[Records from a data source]
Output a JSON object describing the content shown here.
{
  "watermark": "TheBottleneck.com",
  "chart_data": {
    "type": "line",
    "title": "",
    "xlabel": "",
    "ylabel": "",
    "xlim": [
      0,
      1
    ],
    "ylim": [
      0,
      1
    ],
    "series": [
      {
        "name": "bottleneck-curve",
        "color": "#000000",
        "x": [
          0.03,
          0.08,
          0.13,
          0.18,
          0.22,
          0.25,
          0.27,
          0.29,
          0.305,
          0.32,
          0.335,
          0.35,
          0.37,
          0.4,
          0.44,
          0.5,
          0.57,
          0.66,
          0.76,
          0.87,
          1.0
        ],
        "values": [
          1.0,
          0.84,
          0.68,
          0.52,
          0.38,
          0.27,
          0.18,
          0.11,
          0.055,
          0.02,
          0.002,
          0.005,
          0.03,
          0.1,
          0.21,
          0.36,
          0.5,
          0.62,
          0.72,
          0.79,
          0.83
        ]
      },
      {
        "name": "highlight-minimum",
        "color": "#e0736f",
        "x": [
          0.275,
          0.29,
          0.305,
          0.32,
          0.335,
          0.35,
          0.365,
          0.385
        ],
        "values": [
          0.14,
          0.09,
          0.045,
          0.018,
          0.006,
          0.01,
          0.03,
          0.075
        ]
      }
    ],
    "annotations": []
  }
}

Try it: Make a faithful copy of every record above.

Worked solution:
Output a JSON object describing the content shown here.
{
  "watermark": "TheBottleneck.com",
  "chart_data": {
    "type": "line",
    "title": "",
    "xlabel": "",
    "ylabel": "",
    "xlim": [
      0,
      1
    ],
    "ylim": [
      0,
      1
    ],
    "series": [
      {
        "name": "bottleneck-curve",
        "color": "#000000",
        "x": [
          0.03,
          0.08,
          0.13,
          0.18,
          0.22,
          0.25,
          0.27,
          0.29,
          0.305,
          0.32,
          0.335,
          0.35,
          0.37,
          0.4,
          0.44,
          0.5,
          0.57,
          0.66,
          0.76,
          0.87,
          1.0
        ],
        "values": [
          1.0,
          0.84,
          0.68,
          0.52,
          0.38,
          0.27,
          0.18,
          0.11,
          0.055,
          0.02,
          0.002,
          0.005,
          0.03,
          0.1,
          0.21,
          0.36,
          0.5,
          0.62,
          0.72,
          0.79,
          0.83
        ]
      },
      {
        "name": "highlight-minimum",
        "color": "#e0736f",
        "x": [
          0.275,
          0.29,
          0.305,
          0.32,
          0.335,
          0.35,
          0.365,
          0.385
        ],
        "values": [
          0.14,
          0.09,
          0.045,
          0.018,
          0.006,
          0.01,
          0.03,
          0.075
        ]
      }
    ],
    "annotations": []
  }
}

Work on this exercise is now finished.